Morissette said bishops have received calls of concern from Elections Canada staff and volunteers who may be required to prepare or staff polling stations on Holy Thursday, Good Friday or Holy Saturday.

"We would ask that Elections Canada ensure accommodations are readily provided for any staff or volunteers wishing to participate in prayer and worship on those days."

"Elections Canada is aware that advance polls for the 41st general election coincide with several days of significant religious observance for the Christian and Jewish communities," Mayrand replied.

"The chief electoral officer does not determine the dates for advance polls, as these flow from legislative requirements.
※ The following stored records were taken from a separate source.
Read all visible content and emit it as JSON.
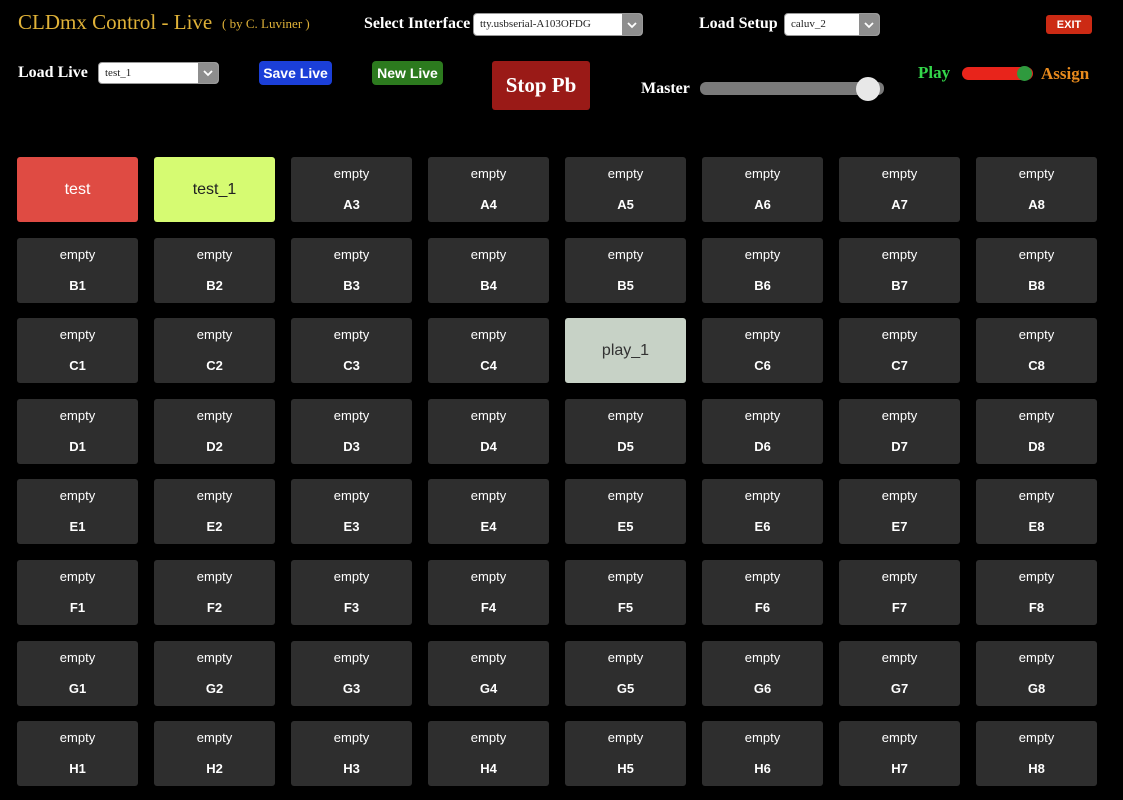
{
  "header": {
    "title": "CLDmx Control - Live",
    "byline": "( by C. Luviner )",
    "select_interface_label": "Select Interface",
    "interface_value": "tty.usbserial-A103OFDG",
    "load_setup_label": "Load Setup",
    "setup_value": "caluv_2",
    "exit_label": "EXIT"
  },
  "controls": {
    "load_live_label": "Load Live",
    "live_value": "test_1",
    "save_live_label": "Save Live",
    "new_live_label": "New Live",
    "stop_pb_label": "Stop Pb",
    "master_label": "Master",
    "master_level": 1.0,
    "play_label": "Play",
    "assign_label": "Assign",
    "mode": "play"
  },
  "colors": {
    "title": "#e0b238",
    "cell": "#2e2e2e",
    "cell_active_red": "#df4b43",
    "cell_selected_lime": "#d6fb72",
    "cell_pale": "#c7d2c6"
  },
  "grid": {
    "rows": [
      [
        {
          "name": "test",
          "style": "red"
        },
        {
          "name": "test_1",
          "style": "lime"
        },
        {
          "top": "empty",
          "id": "A3"
        },
        {
          "top": "empty",
          "id": "A4"
        },
        {
          "top": "empty",
          "id": "A5"
        },
        {
          "top": "empty",
          "id": "A6"
        },
        {
          "top": "empty",
          "id": "A7"
        },
        {
          "top": "empty",
          "id": "A8"
        }
      ],
      [
        {
          "top": "empty",
          "id": "B1"
        },
        {
          "top": "empty",
          "id": "B2"
        },
        {
          "top": "empty",
          "id": "B3"
        },
        {
          "top": "empty",
          "id": "B4"
        },
        {
          "top": "empty",
          "id": "B5"
        },
        {
          "top": "empty",
          "id": "B6"
        },
        {
          "top": "empty",
          "id": "B7"
        },
        {
          "top": "empty",
          "id": "B8"
        }
      ],
      [
        {
          "top": "empty",
          "id": "C1"
        },
        {
          "top": "empty",
          "id": "C2"
        },
        {
          "top": "empty",
          "id": "C3"
        },
        {
          "top": "empty",
          "id": "C4"
        },
        {
          "name": "play_1",
          "style": "pale"
        },
        {
          "top": "empty",
          "id": "C6"
        },
        {
          "top": "empty",
          "id": "C7"
        },
        {
          "top": "empty",
          "id": "C8"
        }
      ],
      [
        {
          "top": "empty",
          "id": "D1"
        },
        {
          "top": "empty",
          "id": "D2"
        },
        {
          "top": "empty",
          "id": "D3"
        },
        {
          "top": "empty",
          "id": "D4"
        },
        {
          "top": "empty",
          "id": "D5"
        },
        {
          "top": "empty",
          "id": "D6"
        },
        {
          "top": "empty",
          "id": "D7"
        },
        {
          "top": "empty",
          "id": "D8"
        }
      ],
      [
        {
          "top": "empty",
          "id": "E1"
        },
        {
          "top": "empty",
          "id": "E2"
        },
        {
          "top": "empty",
          "id": "E3"
        },
        {
          "top": "empty",
          "id": "E4"
        },
        {
          "top": "empty",
          "id": "E5"
        },
        {
          "top": "empty",
          "id": "E6"
        },
        {
          "top": "empty",
          "id": "E7"
        },
        {
          "top": "empty",
          "id": "E8"
        }
      ],
      [
        {
          "top": "empty",
          "id": "F1"
        },
        {
          "top": "empty",
          "id": "F2"
        },
        {
          "top": "empty",
          "id": "F3"
        },
        {
          "top": "empty",
          "id": "F4"
        },
        {
          "top": "empty",
          "id": "F5"
        },
        {
          "top": "empty",
          "id": "F6"
        },
        {
          "top": "empty",
          "id": "F7"
        },
        {
          "top": "empty",
          "id": "F8"
        }
      ],
      [
        {
          "top": "empty",
          "id": "G1"
        },
        {
          "top": "empty",
          "id": "G2"
        },
        {
          "top": "empty",
          "id": "G3"
        },
        {
          "top": "empty",
          "id": "G4"
        },
        {
          "top": "empty",
          "id": "G5"
        },
        {
          "top": "empty",
          "id": "G6"
        },
        {
          "top": "empty",
          "id": "G7"
        },
        {
          "top": "empty",
          "id": "G8"
        }
      ],
      [
        {
          "top": "empty",
          "id": "H1"
        },
        {
          "top": "empty",
          "id": "H2"
        },
        {
          "top": "empty",
          "id": "H3"
        },
        {
          "top": "empty",
          "id": "H4"
        },
        {
          "top": "empty",
          "id": "H5"
        },
        {
          "top": "empty",
          "id": "H6"
        },
        {
          "top": "empty",
          "id": "H7"
        },
        {
          "top": "empty",
          "id": "H8"
        }
      ]
    ]
  }
}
The Canada Elections Act provides that advance polls will occur on the 10th, ninth and seventh days before election day."

Edmonton Archbishop Richard Smith, vice president of the CCCB, said he found the advance poll dates a surprise. "I guess my first thought was for the workers."

"Advance polls are going to require a lot of people I would think to look after them throughout the hours they are open. These are the highest holy days in the Christian calendar," Smith said. "People will want to give first priority to worship."